[TASK GOAL]:
"Sorting" appears in how many lines of the entries? State only the number.

--

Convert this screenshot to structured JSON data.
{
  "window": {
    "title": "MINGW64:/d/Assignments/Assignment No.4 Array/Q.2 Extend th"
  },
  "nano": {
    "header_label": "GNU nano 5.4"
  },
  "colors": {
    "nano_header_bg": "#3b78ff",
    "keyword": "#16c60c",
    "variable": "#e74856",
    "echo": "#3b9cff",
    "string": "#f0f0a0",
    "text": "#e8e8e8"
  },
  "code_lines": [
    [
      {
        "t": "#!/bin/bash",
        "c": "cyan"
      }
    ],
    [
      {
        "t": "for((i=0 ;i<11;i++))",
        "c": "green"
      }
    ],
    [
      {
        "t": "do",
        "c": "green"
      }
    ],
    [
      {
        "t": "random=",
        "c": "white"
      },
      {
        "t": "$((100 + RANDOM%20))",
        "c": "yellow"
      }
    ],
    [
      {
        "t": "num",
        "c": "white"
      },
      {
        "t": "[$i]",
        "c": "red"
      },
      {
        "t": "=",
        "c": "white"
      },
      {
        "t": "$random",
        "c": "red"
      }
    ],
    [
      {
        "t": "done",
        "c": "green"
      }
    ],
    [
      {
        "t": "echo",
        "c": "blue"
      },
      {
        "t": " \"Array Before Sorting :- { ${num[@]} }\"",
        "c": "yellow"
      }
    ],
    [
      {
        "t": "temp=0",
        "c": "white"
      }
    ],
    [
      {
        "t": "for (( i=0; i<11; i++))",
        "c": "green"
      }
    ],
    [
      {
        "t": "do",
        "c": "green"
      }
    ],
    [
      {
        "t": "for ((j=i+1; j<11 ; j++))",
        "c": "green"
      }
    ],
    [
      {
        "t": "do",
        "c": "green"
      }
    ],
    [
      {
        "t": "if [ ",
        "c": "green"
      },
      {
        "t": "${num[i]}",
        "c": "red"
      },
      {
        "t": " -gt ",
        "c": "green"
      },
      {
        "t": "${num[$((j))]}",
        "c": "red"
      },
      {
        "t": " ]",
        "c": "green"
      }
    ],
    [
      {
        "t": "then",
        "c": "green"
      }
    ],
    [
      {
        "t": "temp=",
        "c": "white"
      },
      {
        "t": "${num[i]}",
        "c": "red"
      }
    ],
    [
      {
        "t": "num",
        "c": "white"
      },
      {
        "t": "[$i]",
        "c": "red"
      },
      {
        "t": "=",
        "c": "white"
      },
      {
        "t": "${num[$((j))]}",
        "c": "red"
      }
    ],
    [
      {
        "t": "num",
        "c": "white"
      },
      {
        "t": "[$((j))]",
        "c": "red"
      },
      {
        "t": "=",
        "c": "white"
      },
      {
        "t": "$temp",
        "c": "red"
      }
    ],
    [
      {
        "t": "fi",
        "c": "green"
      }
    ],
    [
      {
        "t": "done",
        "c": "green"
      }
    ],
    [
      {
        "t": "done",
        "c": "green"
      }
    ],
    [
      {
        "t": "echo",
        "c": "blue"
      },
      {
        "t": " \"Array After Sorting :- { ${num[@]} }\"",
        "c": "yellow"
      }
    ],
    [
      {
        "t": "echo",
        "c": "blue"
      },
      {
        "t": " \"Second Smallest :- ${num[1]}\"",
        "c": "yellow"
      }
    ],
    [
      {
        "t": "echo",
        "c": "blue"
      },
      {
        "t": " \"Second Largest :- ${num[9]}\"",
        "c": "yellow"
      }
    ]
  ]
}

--

[YOUR RESPONSE]:
2